→ **Entries shown**
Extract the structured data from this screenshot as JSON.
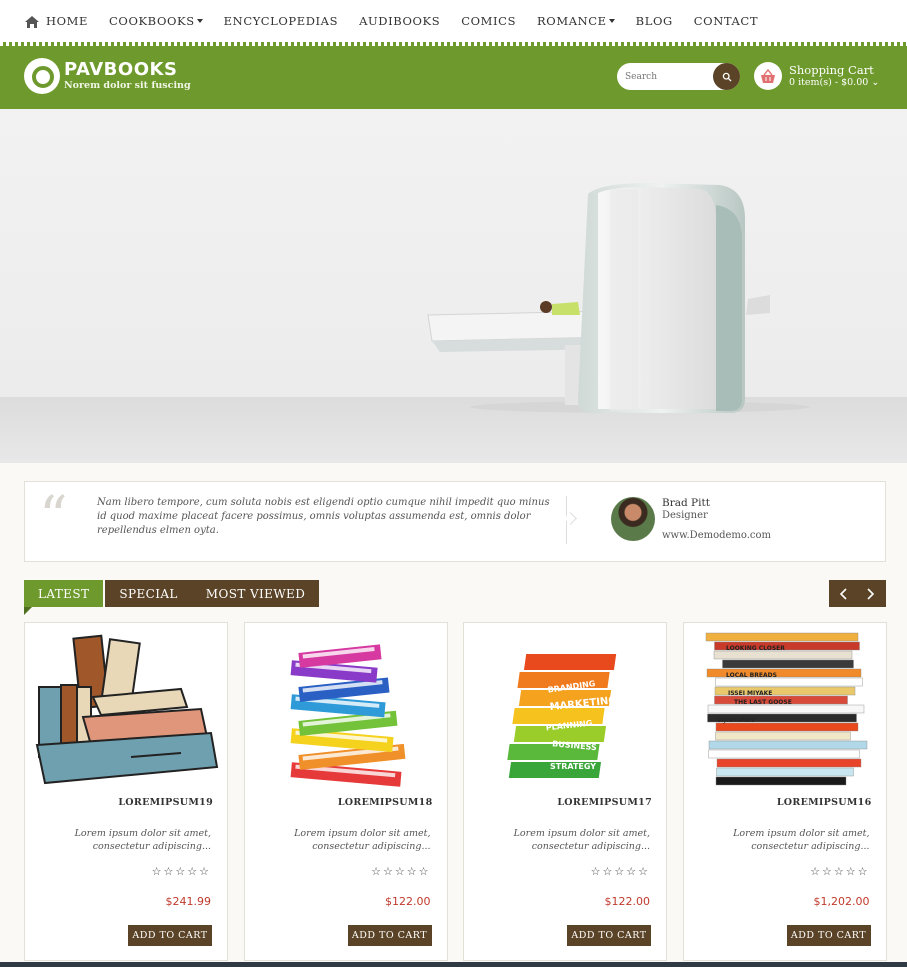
{
  "nav": {
    "items": [
      {
        "label": "HOME",
        "dropdown": false
      },
      {
        "label": "COOKBOOKS",
        "dropdown": true
      },
      {
        "label": "ENCYCLOPEDIAS",
        "dropdown": false
      },
      {
        "label": "AUDIBOOKS",
        "dropdown": false
      },
      {
        "label": "COMICS",
        "dropdown": false
      },
      {
        "label": "ROMANCE",
        "dropdown": true
      },
      {
        "label": "BLOG",
        "dropdown": false
      },
      {
        "label": "CONTACT",
        "dropdown": false
      }
    ]
  },
  "header": {
    "logo_title": "PAVBOOKS",
    "logo_tagline": "Norem dolor sit fuscing",
    "search_placeholder": "Search",
    "cart_title": "Shopping Cart",
    "cart_summary": "0 item(s) - $0.00"
  },
  "testimonial": {
    "quote": "Nam libero tempore, cum soluta nobis est eligendi optio cumque nihil impedit quo minus id quod maxime placeat facere possimus, omnis voluptas assumenda est, omnis dolor repellendus elmen oyta.",
    "author": "Brad Pitt",
    "role": "Designer",
    "site": "www.Demodemo.com"
  },
  "tabs": [
    {
      "label": "LATEST",
      "active": true
    },
    {
      "label": "SPECIAL",
      "active": false
    },
    {
      "label": "MOST VIEWED",
      "active": false
    }
  ],
  "products": [
    {
      "name": "LOREMIPSUM19",
      "desc": "Lorem ipsum dolor sit amet, consectetur adipiscing...",
      "price": "$241.99",
      "rating": 0,
      "button": "ADD TO CART",
      "image": "cartoon-books"
    },
    {
      "name": "LOREMIPSUM18",
      "desc": "Lorem ipsum dolor sit amet, consectetur adipiscing...",
      "price": "$122.00",
      "rating": 0,
      "button": "ADD TO CART",
      "image": "rainbow-book-stack"
    },
    {
      "name": "LOREMIPSUM17",
      "desc": "Lorem ipsum dolor sit amet, consectetur adipiscing...",
      "price": "$122.00",
      "rating": 0,
      "button": "ADD TO CART",
      "image": "marketing-book-stack"
    },
    {
      "name": "LOREMIPSUM16",
      "desc": "Lorem ipsum dolor sit amet, consectetur adipiscing...",
      "price": "$1,202.00",
      "rating": 0,
      "button": "ADD TO CART",
      "image": "real-book-stack"
    }
  ],
  "hero_spine_labels": [
    "BRANDING",
    "MARKETING",
    "PLANNING",
    "BUSINESS",
    "STRATEGY"
  ],
  "stack_spine_labels": [
    "LOOKING CLOSER",
    "LOCAL BREADS",
    "ISSEI MIYAKE",
    "THE LAST GOOSE",
    "stylemakers"
  ],
  "colors": {
    "brand_green": "#6e9a2d",
    "brown": "#5a4326",
    "price_red": "#c0392b"
  }
}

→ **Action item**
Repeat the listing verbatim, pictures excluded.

→ **Output**
Extract the structured data from this screenshot as JSON.
{
  "nav": {
    "items": [
      {
        "label": "HOME",
        "dropdown": false
      },
      {
        "label": "COOKBOOKS",
        "dropdown": true
      },
      {
        "label": "ENCYCLOPEDIAS",
        "dropdown": false
      },
      {
        "label": "AUDIBOOKS",
        "dropdown": false
      },
      {
        "label": "COMICS",
        "dropdown": false
      },
      {
        "label": "ROMANCE",
        "dropdown": true
      },
      {
        "label": "BLOG",
        "dropdown": false
      },
      {
        "label": "CONTACT",
        "dropdown": false
      }
    ]
  },
  "header": {
    "logo_title": "PAVBOOKS",
    "logo_tagline": "Norem dolor sit fuscing",
    "search_placeholder": "Search",
    "cart_title": "Shopping Cart",
    "cart_summary": "0 item(s) - $0.00"
  },
  "testimonial": {
    "quote": "Nam libero tempore, cum soluta nobis est eligendi optio cumque nihil impedit quo minus id quod maxime placeat facere possimus, omnis voluptas assumenda est, omnis dolor repellendus elmen oyta.",
    "author": "Brad Pitt",
    "role": "Designer",
    "site": "www.Demodemo.com"
  },
  "tabs": [
    {
      "label": "LATEST",
      "active": true
    },
    {
      "label": "SPECIAL",
      "active": false
    },
    {
      "label": "MOST VIEWED",
      "active": false
    }
  ],
  "products": [
    {
      "name": "LOREMIPSUM19",
      "desc": "Lorem ipsum dolor sit amet, consectetur adipiscing...",
      "price": "$241.99",
      "rating": 0,
      "button": "ADD TO CART",
      "image": "cartoon-books"
    },
    {
      "name": "LOREMIPSUM18",
      "desc": "Lorem ipsum dolor sit amet, consectetur adipiscing...",
      "price": "$122.00",
      "rating": 0,
      "button": "ADD TO CART",
      "image": "rainbow-book-stack"
    },
    {
      "name": "LOREMIPSUM17",
      "desc": "Lorem ipsum dolor sit amet, consectetur adipiscing...",
      "price": "$122.00",
      "rating": 0,
      "button": "ADD TO CART",
      "image": "marketing-book-stack"
    },
    {
      "name": "LOREMIPSUM16",
      "desc": "Lorem ipsum dolor sit amet, consectetur adipiscing...",
      "price": "$1,202.00",
      "rating": 0,
      "button": "ADD TO CART",
      "image": "real-book-stack"
    }
  ],
  "hero_spine_labels": [
    "BRANDING",
    "MARKETING",
    "PLANNING",
    "BUSINESS",
    "STRATEGY"
  ],
  "stack_spine_labels": [
    "LOOKING CLOSER",
    "LOCAL BREADS",
    "ISSEI MIYAKE",
    "THE LAST GOOSE",
    "stylemakers"
  ],
  "colors": {
    "brand_green": "#6e9a2d",
    "brown": "#5a4326",
    "price_red": "#c0392b"
  }
}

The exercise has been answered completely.